People take professional advice all the time, and rely on it. A professional who gives advice will normally not only have the appropriate qualifications but will also be covered by the firm’s professional indemnity policy, so that if their advice turns out to be negligent, the client can be compensated.
A person who acts on professional advice and suffers a loss can take action against the firm, but only if they can show they suffered the loss as a direct result of following the advice, that they would have acted differently had the advice not been given and that the giver of the advice owed them a duty of care.
In a recent case, a developer who proceeded with the purchase of a site which was later found to contain asbestos, the removal of which required significant expenditure, took action against the geotechnical experts who prepared the site report for the council that sold it the land.
The geotechnical firm knew their report would be made available to potential purchasers, but stipulated that it was for the council’s use only and inserted a clause excluding third party rights and any liability for environmental contamination. As well as denying negligence, it denied it owed a duty of care to the purchaser.
The High Court agreed there was no duty of care and the claim could not therefore proceed.
The clear message for prospective purchasers of property is to make sure that legal rights are clear before the deal is completed. If additional comfort on any aspect of the property is needed, it should be obtained under a contract with clear terms.
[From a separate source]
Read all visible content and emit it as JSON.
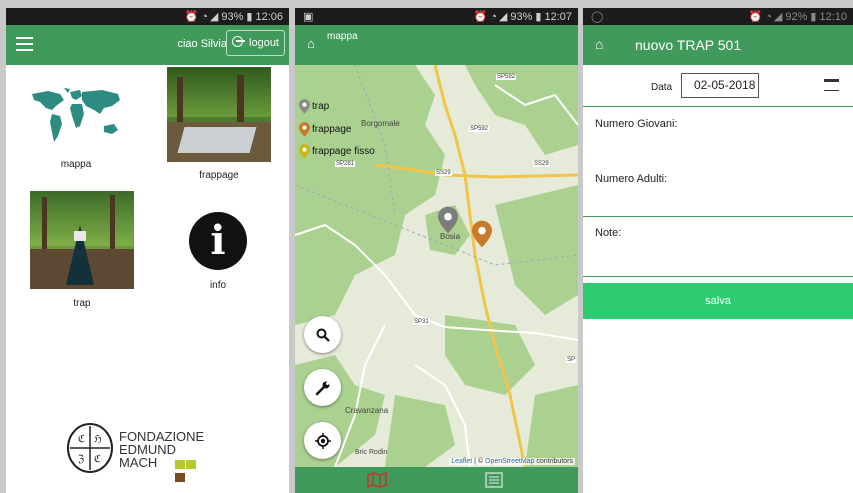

Professional advice that comes from someone who does not owe you a duty of care will not normally give you a right of redress if it is wrong. At Healys, we can advise you how to protect yourself from unexpected losses in property contracts. Contact our Property Dispute experts on 020 7822 4000, or email email@example.com.